> Exercise requirements
The answer should consist of each line from the data below that includes "JSON".

--- Material for this exercise ---

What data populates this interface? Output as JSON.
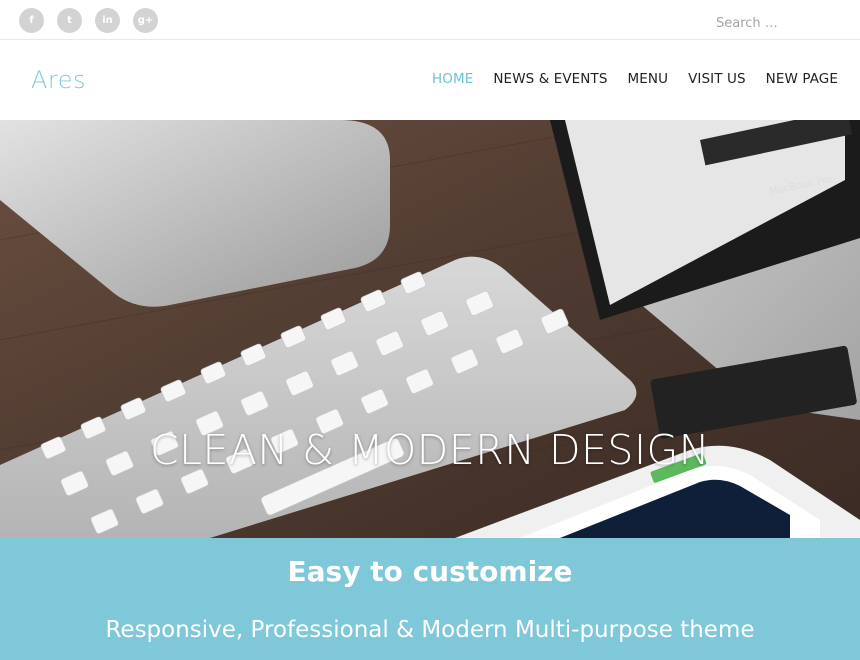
{
  "topbar": {
    "social": [
      {
        "icon": "facebook-icon",
        "glyph": "f"
      },
      {
        "icon": "twitter-icon",
        "glyph": "t"
      },
      {
        "icon": "linkedin-icon",
        "glyph": "in"
      },
      {
        "icon": "google-plus-icon",
        "glyph": "g+"
      }
    ],
    "search_placeholder": "Search …"
  },
  "header": {
    "logo": "Ares",
    "nav": [
      {
        "label": "HOME",
        "active": true
      },
      {
        "label": "NEWS & EVENTS",
        "active": false
      },
      {
        "label": "MENU",
        "active": false
      },
      {
        "label": "VISIT US",
        "active": false
      },
      {
        "label": "NEW PAGE",
        "active": false
      }
    ]
  },
  "hero": {
    "title": "CLEAN & MODERN DESIGN",
    "laptop_label": "MacBook Pro"
  },
  "band": {
    "title": "Easy to customize",
    "subtitle": "Responsive, Professional & Modern Multi-purpose theme"
  },
  "colors": {
    "accent": "#7ec8d9",
    "nav_active": "#6cc0d6",
    "social_bg": "#d3d3d3"
  }
}
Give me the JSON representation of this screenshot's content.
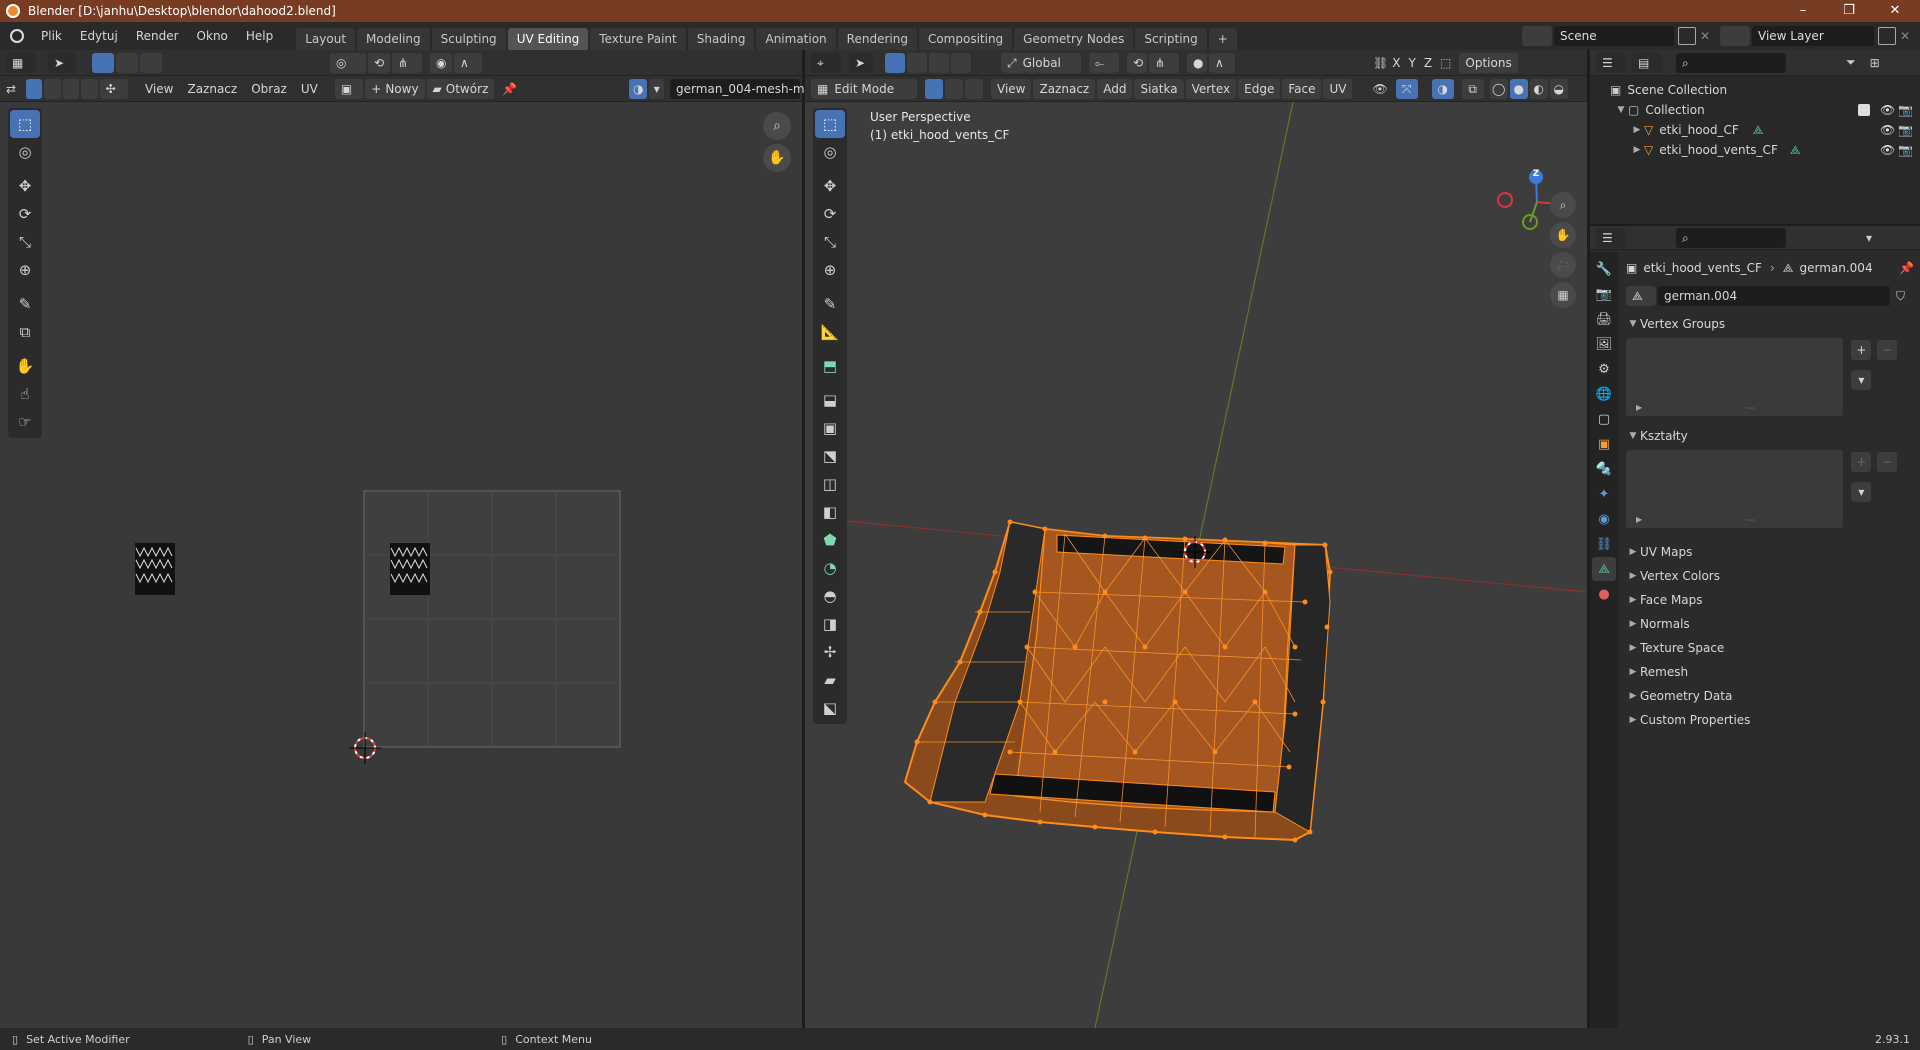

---

> Written reply
What data populates this interface? Output as JSON.
Give me the JSON representation of this screenshot's content.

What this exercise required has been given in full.